Task directions
Copy out the entries exactly. Print them in full.

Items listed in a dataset
*** Block opens ***

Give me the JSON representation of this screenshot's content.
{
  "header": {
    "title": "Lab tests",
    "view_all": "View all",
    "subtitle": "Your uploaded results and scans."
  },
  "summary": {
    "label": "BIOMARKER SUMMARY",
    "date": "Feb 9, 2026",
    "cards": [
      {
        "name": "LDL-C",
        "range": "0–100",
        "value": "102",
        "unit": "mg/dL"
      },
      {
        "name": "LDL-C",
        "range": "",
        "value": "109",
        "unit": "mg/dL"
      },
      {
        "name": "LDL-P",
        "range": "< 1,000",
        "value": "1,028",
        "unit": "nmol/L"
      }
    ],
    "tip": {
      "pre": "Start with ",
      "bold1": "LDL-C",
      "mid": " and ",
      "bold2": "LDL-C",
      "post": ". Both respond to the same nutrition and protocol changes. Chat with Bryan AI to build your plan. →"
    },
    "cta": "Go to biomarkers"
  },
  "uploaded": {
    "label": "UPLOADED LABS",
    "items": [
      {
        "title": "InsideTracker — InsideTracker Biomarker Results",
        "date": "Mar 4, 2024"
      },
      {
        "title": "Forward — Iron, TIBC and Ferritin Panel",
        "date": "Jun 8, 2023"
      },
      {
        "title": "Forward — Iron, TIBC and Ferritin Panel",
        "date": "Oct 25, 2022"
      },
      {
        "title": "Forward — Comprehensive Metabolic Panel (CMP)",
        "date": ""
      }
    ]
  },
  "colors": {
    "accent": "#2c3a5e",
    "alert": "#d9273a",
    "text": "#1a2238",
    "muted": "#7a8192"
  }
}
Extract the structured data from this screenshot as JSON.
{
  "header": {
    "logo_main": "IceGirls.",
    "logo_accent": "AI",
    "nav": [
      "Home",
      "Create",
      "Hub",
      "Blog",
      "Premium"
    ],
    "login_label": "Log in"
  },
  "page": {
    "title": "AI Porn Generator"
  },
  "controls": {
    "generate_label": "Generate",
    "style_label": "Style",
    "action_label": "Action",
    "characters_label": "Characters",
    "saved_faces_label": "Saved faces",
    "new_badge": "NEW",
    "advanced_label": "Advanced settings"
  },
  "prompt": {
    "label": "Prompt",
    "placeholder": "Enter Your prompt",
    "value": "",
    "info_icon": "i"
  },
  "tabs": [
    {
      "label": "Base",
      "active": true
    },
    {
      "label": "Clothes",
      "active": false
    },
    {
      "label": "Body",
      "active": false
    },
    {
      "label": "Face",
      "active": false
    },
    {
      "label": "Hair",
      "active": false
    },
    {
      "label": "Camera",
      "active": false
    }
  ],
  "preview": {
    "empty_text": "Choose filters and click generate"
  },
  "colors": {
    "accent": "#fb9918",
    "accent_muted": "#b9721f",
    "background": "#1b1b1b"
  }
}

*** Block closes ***

Your response
Give me the JSON representation of this screenshot's content.
{
  "header": {
    "title": "Lab tests",
    "view_all": "View all",
    "subtitle": "Your uploaded results and scans."
  },
  "summary": {
    "label": "BIOMARKER SUMMARY",
    "date": "Feb 9, 2026",
    "cards": [
      {
        "name": "LDL-C",
        "range": "0–100",
        "value": "102",
        "unit": "mg/dL"
      },
      {
        "name": "LDL-C",
        "range": "",
        "value": "109",
        "unit": "mg/dL"
      },
      {
        "name": "LDL-P",
        "range": "< 1,000",
        "value": "1,028",
        "unit": "nmol/L"
      }
    ],
    "tip": {
      "pre": "Start with ",
      "bold1": "LDL-C",
      "mid": " and ",
      "bold2": "LDL-C",
      "post": ". Both respond to the same nutrition and protocol changes. Chat with Bryan AI to build your plan. →"
    },
    "cta": "Go to biomarkers"
  },
  "uploaded": {
    "label": "UPLOADED LABS",
    "items": [
      {
        "title": "InsideTracker — InsideTracker Biomarker Results",
        "date": "Mar 4, 2024"
      },
      {
        "title": "Forward — Iron, TIBC and Ferritin Panel",
        "date": "Jun 8, 2023"
      },
      {
        "title": "Forward — Iron, TIBC and Ferritin Panel",
        "date": "Oct 25, 2022"
      },
      {
        "title": "Forward — Comprehensive Metabolic Panel (CMP)",
        "date": ""
      }
    ]
  },
  "colors": {
    "accent": "#2c3a5e",
    "alert": "#d9273a",
    "text": "#1a2238",
    "muted": "#7a8192"
  }
}
Extract the structured data from this screenshot as JSON.
{
  "header": {
    "logo_main": "IceGirls.",
    "logo_accent": "AI",
    "nav": [
      "Home",
      "Create",
      "Hub",
      "Blog",
      "Premium"
    ],
    "login_label": "Log in"
  },
  "page": {
    "title": "AI Porn Generator"
  },
  "controls": {
    "generate_label": "Generate",
    "style_label": "Style",
    "action_label": "Action",
    "characters_label": "Characters",
    "saved_faces_label": "Saved faces",
    "new_badge": "NEW",
    "advanced_label": "Advanced settings"
  },
  "prompt": {
    "label": "Prompt",
    "placeholder": "Enter Your prompt",
    "value": "",
    "info_icon": "i"
  },
  "tabs": [
    {
      "label": "Base",
      "active": true
    },
    {
      "label": "Clothes",
      "active": false
    },
    {
      "label": "Body",
      "active": false
    },
    {
      "label": "Face",
      "active": false
    },
    {
      "label": "Hair",
      "active": false
    },
    {
      "label": "Camera",
      "active": false
    }
  ],
  "preview": {
    "empty_text": "Choose filters and click generate"
  },
  "colors": {
    "accent": "#fb9918",
    "accent_muted": "#b9721f",
    "background": "#1b1b1b"
  }
}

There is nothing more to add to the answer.